# [EXERCISE DETAILS]
What you return must be the lines of the data that hold the word "Folder".

# [DATASET EXCERPTS]
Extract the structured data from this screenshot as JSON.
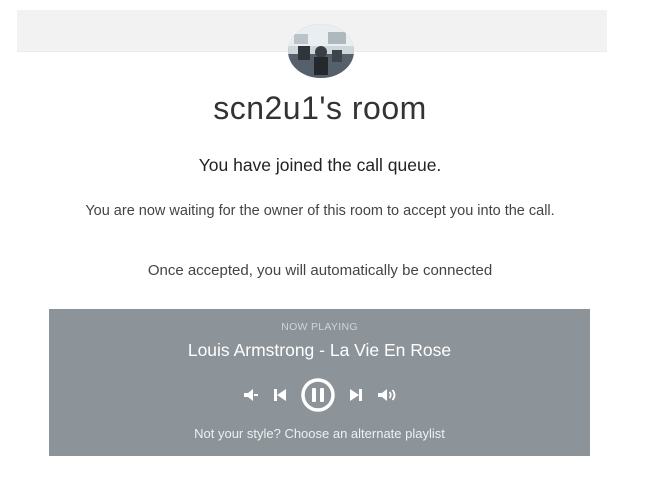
{
  "room": {
    "title": "scn2u1's room"
  },
  "queue": {
    "heading": "You have joined the call queue.",
    "waiting_message": "You are now waiting for the owner of this room to accept you into the call.",
    "accepted_message": "Once accepted, you will automatically be connected"
  },
  "player": {
    "now_playing_label": "NOW PLAYING",
    "track": "Louis Armstrong - La Vie En Rose",
    "alternate_playlist_link": "Not your style? Choose an alternate playlist",
    "background_color": "#8c9499",
    "icons": [
      "volume-down-icon",
      "previous-track-icon",
      "pause-icon",
      "next-track-icon",
      "volume-up-icon"
    ]
  }
}
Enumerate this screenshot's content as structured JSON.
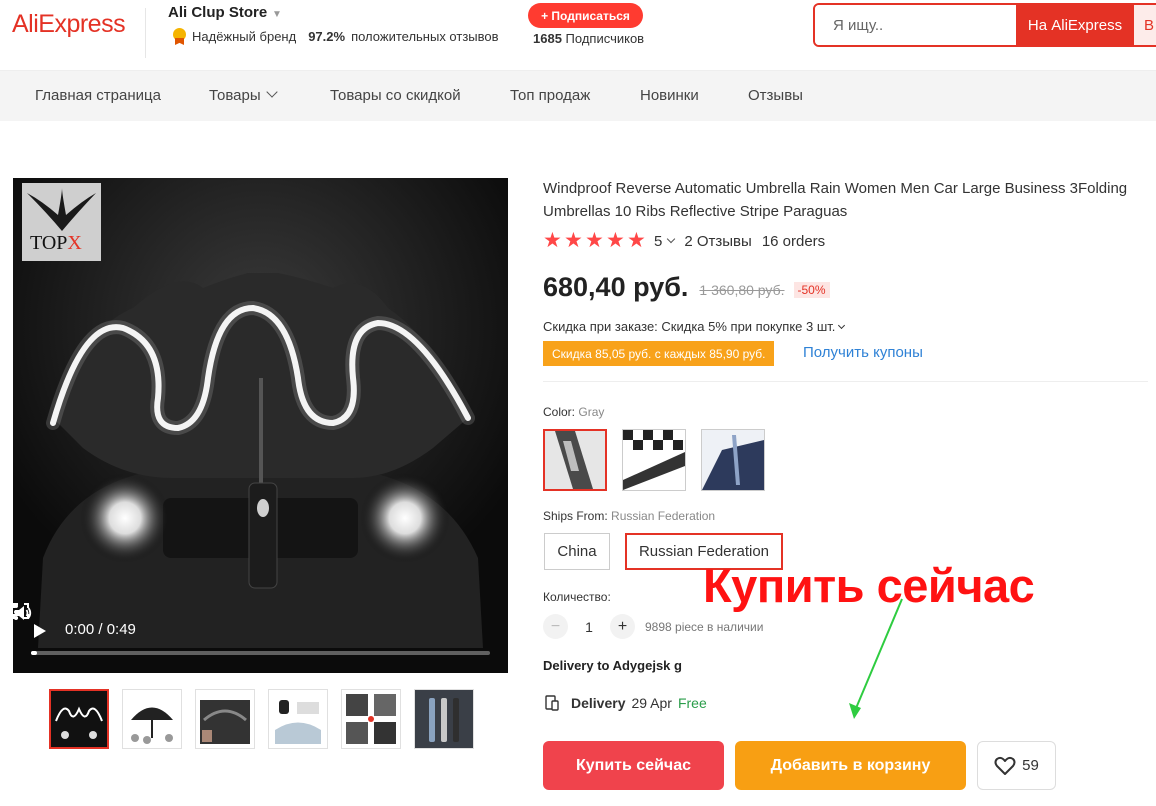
{
  "header": {
    "logo": "AliExpress",
    "store_name": "Ali Clup Store",
    "trust_label": "Надёжный бренд",
    "positive_pct": "97.2%",
    "positive_label": "положительных отзывов",
    "subscribe_label": "+ Подписаться",
    "subscribers_count": "1685",
    "subscribers_label": "Подписчиков",
    "search_placeholder": "Я ищу..",
    "search_button": "На AliExpress",
    "search_button2": "В"
  },
  "nav": {
    "items": [
      {
        "label": "Главная страница"
      },
      {
        "label": "Товары"
      },
      {
        "label": "Товары со скидкой"
      },
      {
        "label": "Топ продаж"
      },
      {
        "label": "Новинки"
      },
      {
        "label": "Отзывы"
      }
    ]
  },
  "video": {
    "watermark": "TOP",
    "watermark_x": "X",
    "time": "0:00 / 0:49",
    "progress_fraction": 0.01
  },
  "product": {
    "title": "Windproof Reverse Automatic Umbrella Rain Women Men Car Large Business 3Folding Umbrellas 10 Ribs Reflective Stripe Paraguas",
    "rating": "5",
    "stars": 5,
    "reviews": "2 Отзывы",
    "orders": "16 orders",
    "price": "680,40 руб.",
    "old_price": "1 360,80 руб.",
    "discount": "-50%",
    "promo_line": "Скидка при заказе: Скидка 5% при покупке 3 шт.",
    "coupon_tag": "Скидка 85,05 руб. с каждых 85,90 руб.",
    "coupon_link": "Получить купоны",
    "color_label": "Color:",
    "color_value": "Gray",
    "ships_label": "Ships From:",
    "ships_value": "Russian Federation",
    "ship_options": [
      "China",
      "Russian Federation"
    ],
    "qty_label": "Количество:",
    "qty_minus": "−",
    "qty_value": "1",
    "qty_plus": "+",
    "stock": "9898 piece в наличии",
    "delivery_to": "Delivery to Adygejsk g",
    "delivery_label": "Delivery",
    "delivery_date": "29 Apr",
    "delivery_free": "Free",
    "buy_label": "Купить сейчас",
    "cart_label": "Добавить в корзину",
    "wish_count": "59"
  },
  "annotation": {
    "text": "Купить сейчас",
    "color": "#ff1212",
    "arrow_color": "#2ecc40"
  },
  "colors": {
    "brand_red": "#e43225",
    "buy_red": "#f0434c",
    "cart_orange": "#f89f13",
    "coupon_orange": "#f8a21a",
    "link_blue": "#2f82d6"
  }
}
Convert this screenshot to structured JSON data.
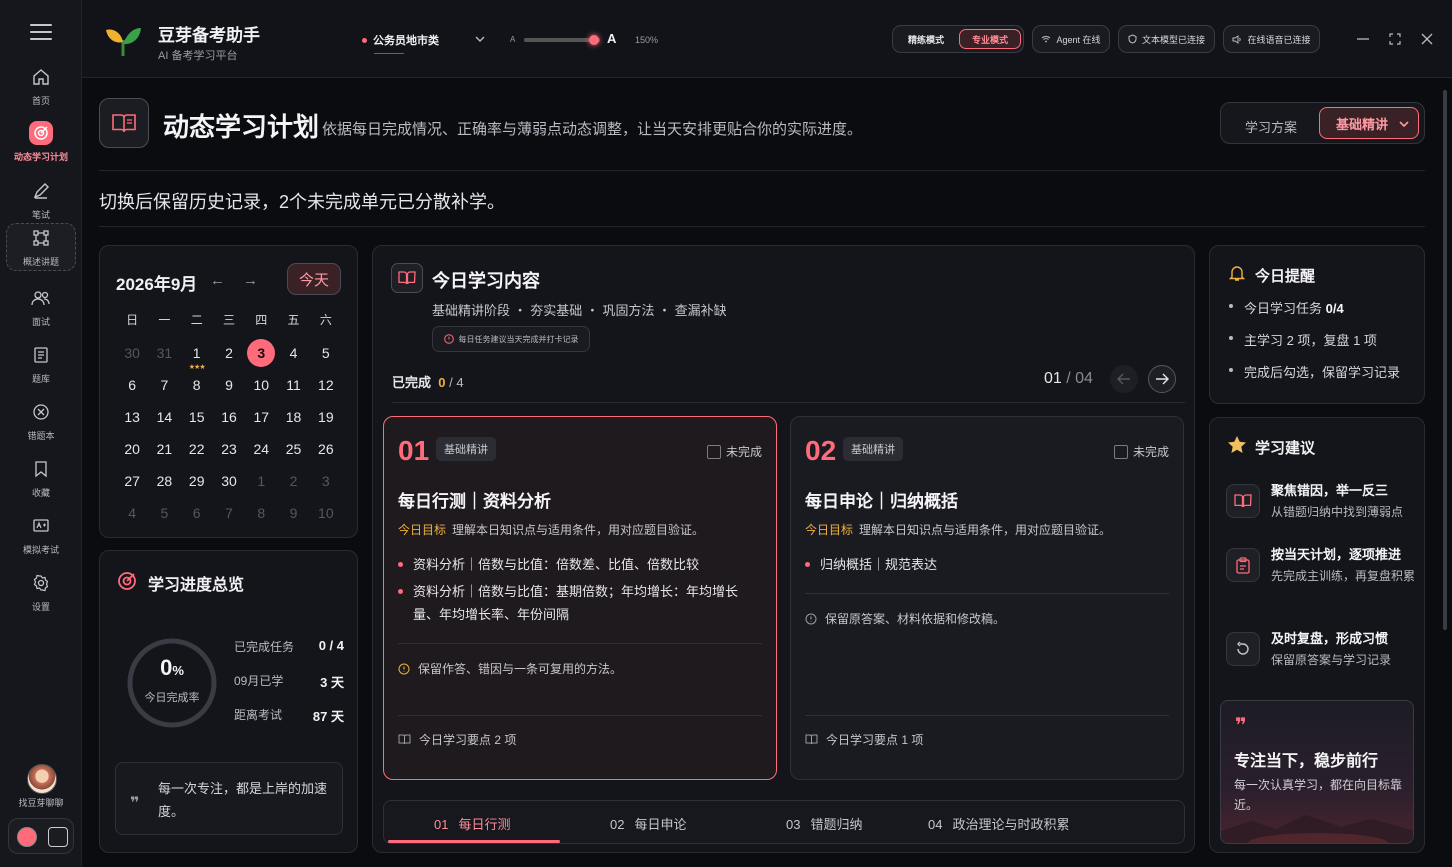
{
  "app": {
    "name": "豆芽备考助手",
    "subtitle": "AI 备考学习平台"
  },
  "topbar": {
    "exam_select": "公务员地市类",
    "font_small": "A",
    "font_large": "A",
    "zoom": "150%",
    "font_scale_level_percent": 100,
    "mode_practice": "精练模式",
    "mode_pro": "专业模式",
    "status_agent": "Agent 在线",
    "status_text_model": "文本模型已连接",
    "status_voice": "在线语音已连接"
  },
  "nav": {
    "items": [
      {
        "label": "首页",
        "icon": "home-icon"
      },
      {
        "label": "动态学习计划",
        "icon": "target-icon"
      },
      {
        "label": "笔试",
        "icon": "pen-icon"
      },
      {
        "label": "概述讲题",
        "icon": "nodes-icon"
      },
      {
        "label": "面试",
        "icon": "people-icon"
      },
      {
        "label": "题库",
        "icon": "book-icon"
      },
      {
        "label": "错题本",
        "icon": "x-circle-icon"
      },
      {
        "label": "收藏",
        "icon": "bookmark-icon"
      },
      {
        "label": "模拟考试",
        "icon": "exam-icon"
      },
      {
        "label": "设置",
        "icon": "gear-icon"
      }
    ],
    "chat_label": "找豆芽聊聊"
  },
  "header": {
    "title": "动态学习计划",
    "description": "依据每日完成情况、正确率与薄弱点动态调整，让当天安排更贴合你的实际进度。",
    "plan_label": "学习方案",
    "plan_value": "基础精讲",
    "notice": "切换后保留历史记录，2个未完成单元已分散补学。"
  },
  "calendar": {
    "title": "2026年9月",
    "today_button": "今天",
    "weekdays": [
      "日",
      "一",
      "二",
      "三",
      "四",
      "五",
      "六"
    ],
    "weeks": [
      [
        "30",
        "31",
        "1",
        "2",
        "3",
        "4",
        "5"
      ],
      [
        "6",
        "7",
        "8",
        "9",
        "10",
        "11",
        "12"
      ],
      [
        "13",
        "14",
        "15",
        "16",
        "17",
        "18",
        "19"
      ],
      [
        "20",
        "21",
        "22",
        "23",
        "24",
        "25",
        "26"
      ],
      [
        "27",
        "28",
        "29",
        "30",
        "1",
        "2",
        "3"
      ],
      [
        "4",
        "5",
        "6",
        "7",
        "8",
        "9",
        "10"
      ]
    ],
    "today": "3",
    "starred_day": "1",
    "stars": "★★★"
  },
  "progress": {
    "title": "学习进度总览",
    "percent_value": "0",
    "percent_unit": "%",
    "percent_label": "今日完成率",
    "completion_fraction": 0,
    "stats": [
      {
        "label": "已完成任务",
        "value": "0 / 4"
      },
      {
        "label": "09月已学",
        "value": "3 天"
      },
      {
        "label": "距离考试",
        "value": "87 天"
      }
    ],
    "quote": "每一次专注，都是上岸的加速度。"
  },
  "today": {
    "title": "今日学习内容",
    "subtitle": "基础精讲阶段 ・ 夯实基础 ・ 巩固方法 ・ 查漏补缺",
    "tip": "每日任务建议当天完成并打卡记录",
    "done_label": "已完成",
    "done_count": "0",
    "done_total": "/ 4",
    "pager_current": "01",
    "pager_total": "/ 04",
    "cards": [
      {
        "no": "01",
        "tag": "基础精讲",
        "status": "未完成",
        "title": "每日行测｜资料分析",
        "goal_label": "今日目标",
        "goal": "理解本日知识点与适用条件，用对应题目验证。",
        "points": [
          "资料分析｜倍数与比值：倍数差、比值、倍数比较",
          "资料分析｜倍数与比值：基期倍数；年均增长：年均增长量、年均增长率、年份间隔"
        ],
        "note": "保留作答、错因与一条可复用的方法。",
        "footer": "今日学习要点 2 项"
      },
      {
        "no": "02",
        "tag": "基础精讲",
        "status": "未完成",
        "title": "每日申论｜归纳概括",
        "goal_label": "今日目标",
        "goal": "理解本日知识点与适用条件，用对应题目验证。",
        "points": [
          "归纳概括｜规范表达"
        ],
        "note": "保留原答案、材料依据和修改稿。",
        "footer": "今日学习要点 1 项"
      }
    ],
    "tabs": [
      {
        "no": "01",
        "label": "每日行测"
      },
      {
        "no": "02",
        "label": "每日申论"
      },
      {
        "no": "03",
        "label": "错题归纳"
      },
      {
        "no": "04",
        "label": "政治理论与时政积累"
      }
    ]
  },
  "reminder": {
    "title": "今日提醒",
    "item1_prefix": "今日学习任务",
    "item1_value": "0/4",
    "item2": "主学习 2 项，复盘 1 项",
    "item3": "完成后勾选，保留学习记录"
  },
  "suggestions": {
    "title": "学习建议",
    "items": [
      {
        "title": "聚焦错因，举一反三",
        "desc": "从错题归纳中找到薄弱点",
        "icon": "book-open-icon"
      },
      {
        "title": "按当天计划，逐项推进",
        "desc": "先完成主训练，再复盘积累",
        "icon": "clipboard-icon"
      },
      {
        "title": "及时复盘，形成习惯",
        "desc": "保留原答案与学习记录",
        "icon": "refresh-icon"
      }
    ],
    "motto_title": "专注当下，稳步前行",
    "motto_desc": "每一次认真学习，都在向目标靠近。"
  },
  "colors": {
    "accent": "#ff6b7a",
    "gold": "#f0b040",
    "background": "#0b0c10",
    "panel": "#14151a"
  }
}
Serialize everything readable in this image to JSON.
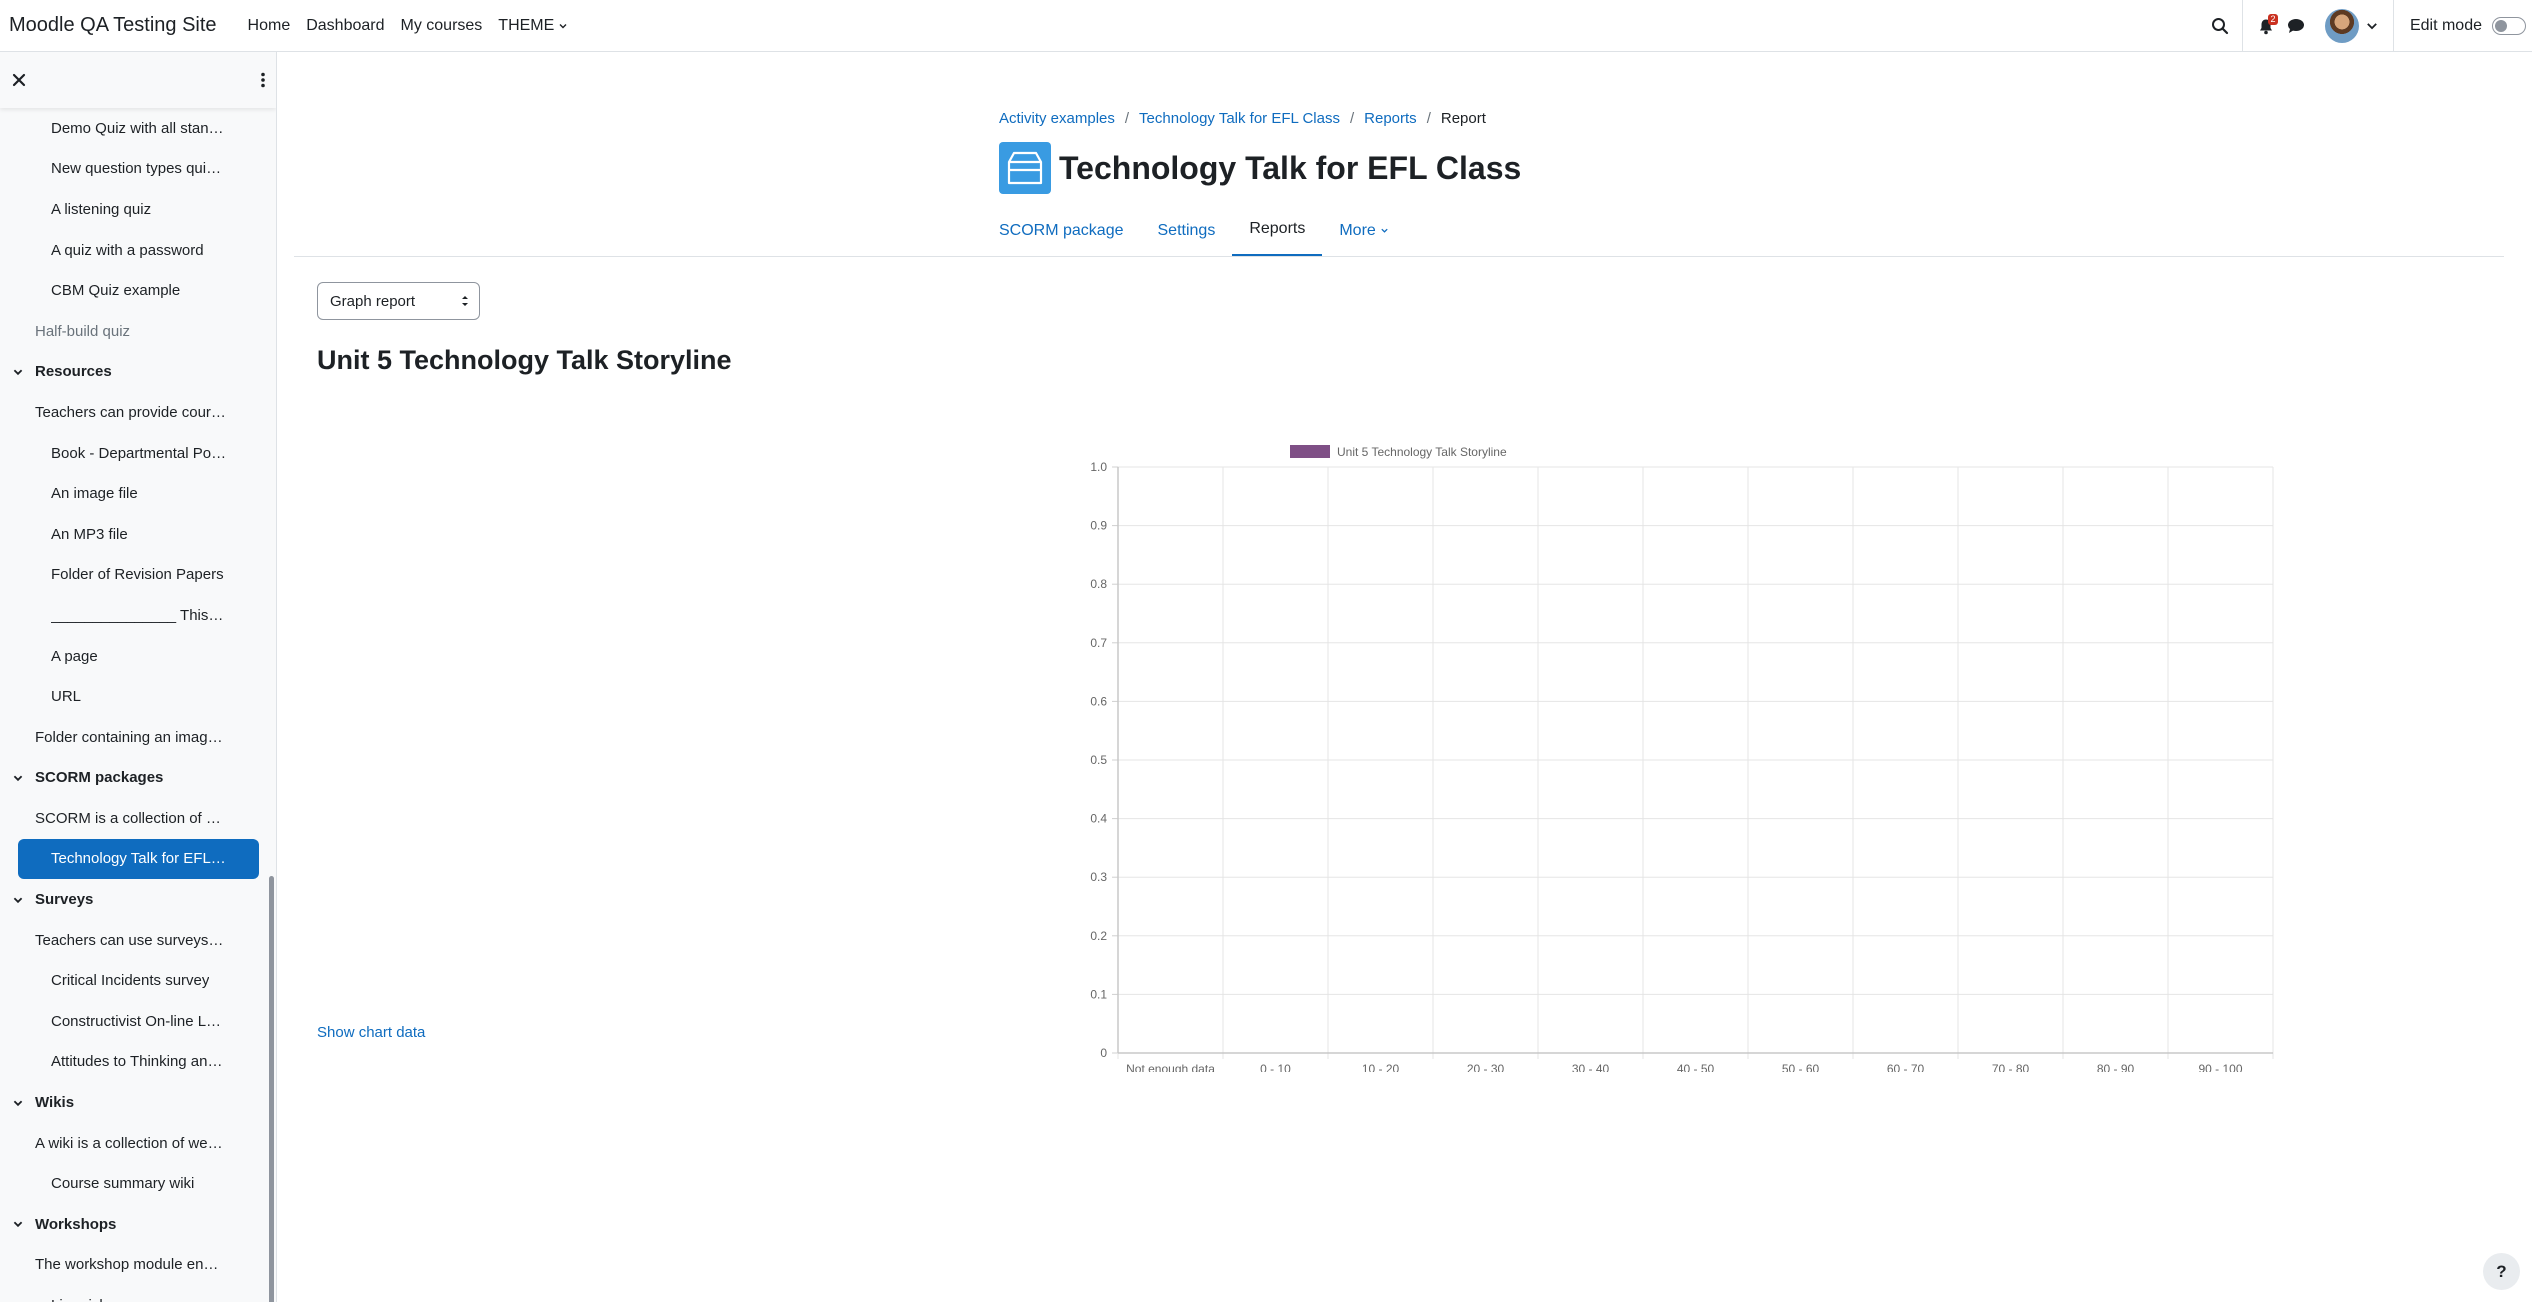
{
  "navbar": {
    "site_name": "Moodle QA Testing Site",
    "links": [
      "Home",
      "Dashboard",
      "My courses"
    ],
    "theme_label": "THEME",
    "notification_count": "2",
    "edit_mode_label": "Edit mode"
  },
  "course_index": {
    "items": [
      {
        "label": "Demo Quiz with all stan…",
        "type": "activity"
      },
      {
        "label": "New question types qui…",
        "type": "activity"
      },
      {
        "label": "A listening quiz",
        "type": "activity"
      },
      {
        "label": "A quiz with a password",
        "type": "activity"
      },
      {
        "label": "CBM Quiz example",
        "type": "activity"
      },
      {
        "label": "Half-build quiz",
        "type": "activity-muted"
      },
      {
        "label": "Resources",
        "type": "section"
      },
      {
        "label": "Teachers can provide cour…",
        "type": "summary"
      },
      {
        "label": "Book - Departmental Po…",
        "type": "activity"
      },
      {
        "label": "An image file",
        "type": "activity"
      },
      {
        "label": "An MP3 file",
        "type": "activity"
      },
      {
        "label": "Folder of Revision Papers",
        "type": "activity"
      },
      {
        "label": "_______________ This…",
        "type": "activity"
      },
      {
        "label": "A page",
        "type": "activity"
      },
      {
        "label": "URL",
        "type": "activity"
      },
      {
        "label": "Folder containing an imag…",
        "type": "summary"
      },
      {
        "label": "SCORM packages",
        "type": "section"
      },
      {
        "label": "SCORM is a collection of …",
        "type": "summary"
      },
      {
        "label": "Technology Talk for EFL…",
        "type": "active"
      },
      {
        "label": "Surveys",
        "type": "section"
      },
      {
        "label": "Teachers can use surveys…",
        "type": "summary"
      },
      {
        "label": "Critical Incidents survey",
        "type": "activity"
      },
      {
        "label": "Constructivist On-line L…",
        "type": "activity"
      },
      {
        "label": "Attitudes to Thinking an…",
        "type": "activity"
      },
      {
        "label": "Wikis",
        "type": "section"
      },
      {
        "label": "A wiki is a collection of we…",
        "type": "summary"
      },
      {
        "label": "Course summary wiki",
        "type": "activity"
      },
      {
        "label": "Workshops",
        "type": "section"
      },
      {
        "label": "The workshop module en…",
        "type": "summary"
      },
      {
        "label": "Limericks",
        "type": "activity"
      }
    ]
  },
  "breadcrumb": [
    "Activity examples",
    "Technology Talk for EFL Class",
    "Reports"
  ],
  "breadcrumb_current": "Report",
  "page": {
    "title": "Technology Talk for EFL Class",
    "tabs": [
      {
        "label": "SCORM package",
        "active": false
      },
      {
        "label": "Settings",
        "active": false
      },
      {
        "label": "Reports",
        "active": true
      },
      {
        "label": "More",
        "active": false
      }
    ],
    "report_select_value": "Graph report",
    "report_title": "Unit 5 Technology Talk Storyline",
    "show_chart_data": "Show chart data",
    "help_label": "?"
  },
  "colors": {
    "brand_blue": "#0f6cbf",
    "series_purple": "#7f4f86",
    "activity_icon_blue": "#399be2"
  },
  "chart_data": {
    "type": "bar",
    "categories": [
      "Not enough data",
      "0 - 10",
      "10 - 20",
      "20 - 30",
      "30 - 40",
      "40 - 50",
      "50 - 60",
      "60 - 70",
      "70 - 80",
      "80 - 90",
      "90 - 100"
    ],
    "series": [
      {
        "name": "Unit 5 Technology Talk Storyline",
        "values": [
          0,
          0,
          0,
          0,
          0,
          0,
          0,
          0,
          0,
          0,
          0
        ],
        "color": "#7f4f86"
      }
    ],
    "yticks": [
      "0",
      "0.1",
      "0.2",
      "0.3",
      "0.4",
      "0.5",
      "0.6",
      "0.7",
      "0.8",
      "0.9",
      "1.0"
    ],
    "ylim": [
      0,
      1
    ],
    "grid": true,
    "legend_position": "top"
  }
}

# [TASK ANSWER]
        "label": "Folder of Revision Papers",
        "label": "Folder containing an imag…",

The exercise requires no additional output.